**The data:**

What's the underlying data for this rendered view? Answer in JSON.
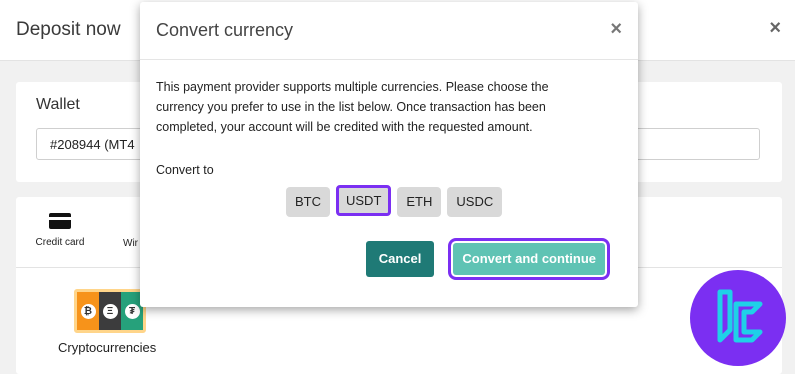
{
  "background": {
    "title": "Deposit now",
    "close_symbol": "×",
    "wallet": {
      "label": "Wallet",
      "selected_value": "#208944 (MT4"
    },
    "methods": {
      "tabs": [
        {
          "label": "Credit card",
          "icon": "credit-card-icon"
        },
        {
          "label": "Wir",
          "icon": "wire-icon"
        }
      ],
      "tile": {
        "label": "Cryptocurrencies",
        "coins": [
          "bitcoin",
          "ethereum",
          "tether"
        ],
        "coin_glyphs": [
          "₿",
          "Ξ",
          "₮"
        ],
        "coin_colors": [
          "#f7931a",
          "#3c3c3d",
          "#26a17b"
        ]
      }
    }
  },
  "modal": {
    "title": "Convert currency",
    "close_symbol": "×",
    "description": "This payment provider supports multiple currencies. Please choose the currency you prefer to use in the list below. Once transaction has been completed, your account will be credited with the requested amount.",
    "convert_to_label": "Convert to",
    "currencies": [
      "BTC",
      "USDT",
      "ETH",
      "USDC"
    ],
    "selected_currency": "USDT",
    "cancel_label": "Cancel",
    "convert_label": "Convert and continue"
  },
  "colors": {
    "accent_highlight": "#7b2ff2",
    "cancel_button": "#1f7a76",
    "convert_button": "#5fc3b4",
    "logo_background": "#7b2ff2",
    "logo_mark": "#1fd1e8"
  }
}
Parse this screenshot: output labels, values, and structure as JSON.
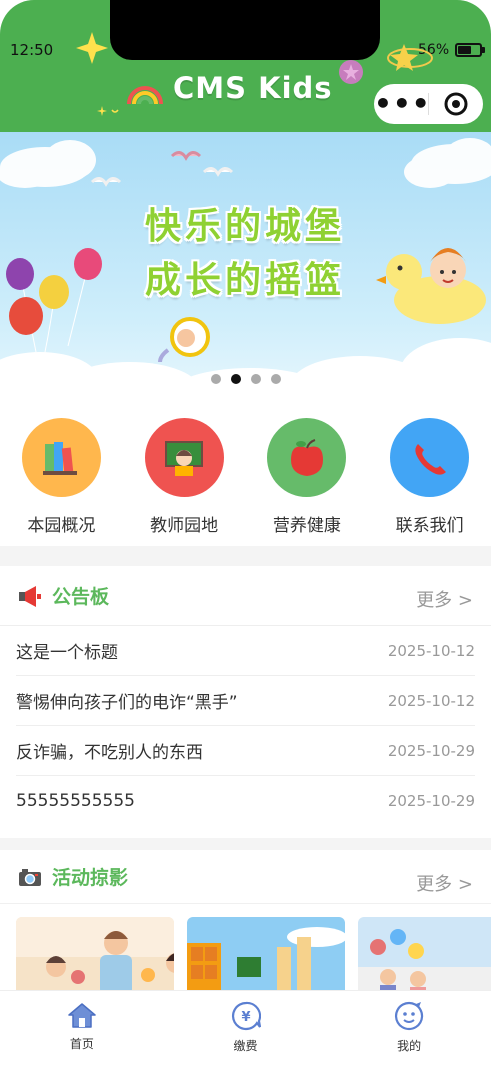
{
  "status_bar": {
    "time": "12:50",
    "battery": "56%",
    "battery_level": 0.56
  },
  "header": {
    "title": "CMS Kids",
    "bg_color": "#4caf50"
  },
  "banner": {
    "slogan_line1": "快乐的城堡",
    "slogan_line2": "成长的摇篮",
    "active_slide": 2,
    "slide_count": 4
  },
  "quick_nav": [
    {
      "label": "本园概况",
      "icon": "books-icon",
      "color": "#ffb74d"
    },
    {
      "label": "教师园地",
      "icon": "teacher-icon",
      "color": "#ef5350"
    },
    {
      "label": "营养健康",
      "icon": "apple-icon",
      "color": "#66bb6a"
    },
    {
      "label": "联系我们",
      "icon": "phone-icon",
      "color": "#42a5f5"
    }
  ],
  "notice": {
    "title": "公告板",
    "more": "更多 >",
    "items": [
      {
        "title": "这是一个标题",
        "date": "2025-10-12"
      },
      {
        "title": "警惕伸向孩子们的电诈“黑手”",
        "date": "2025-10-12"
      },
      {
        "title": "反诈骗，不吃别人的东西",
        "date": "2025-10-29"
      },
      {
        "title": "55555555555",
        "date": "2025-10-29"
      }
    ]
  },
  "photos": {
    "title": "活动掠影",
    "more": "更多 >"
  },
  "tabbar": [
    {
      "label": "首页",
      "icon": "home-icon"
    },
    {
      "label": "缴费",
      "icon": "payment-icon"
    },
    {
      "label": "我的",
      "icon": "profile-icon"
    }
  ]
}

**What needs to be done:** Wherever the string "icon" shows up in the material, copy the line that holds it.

**Response below:**
          "icon": "credit-card-icon"
          "icon": "wire-icon"
      "icon": "books-icon",
      "icon": "teacher-icon",
      "icon": "apple-icon",
      "icon": "phone-icon",
      "icon": "home-icon"
      "icon": "payment-icon"
      "icon": "profile-icon"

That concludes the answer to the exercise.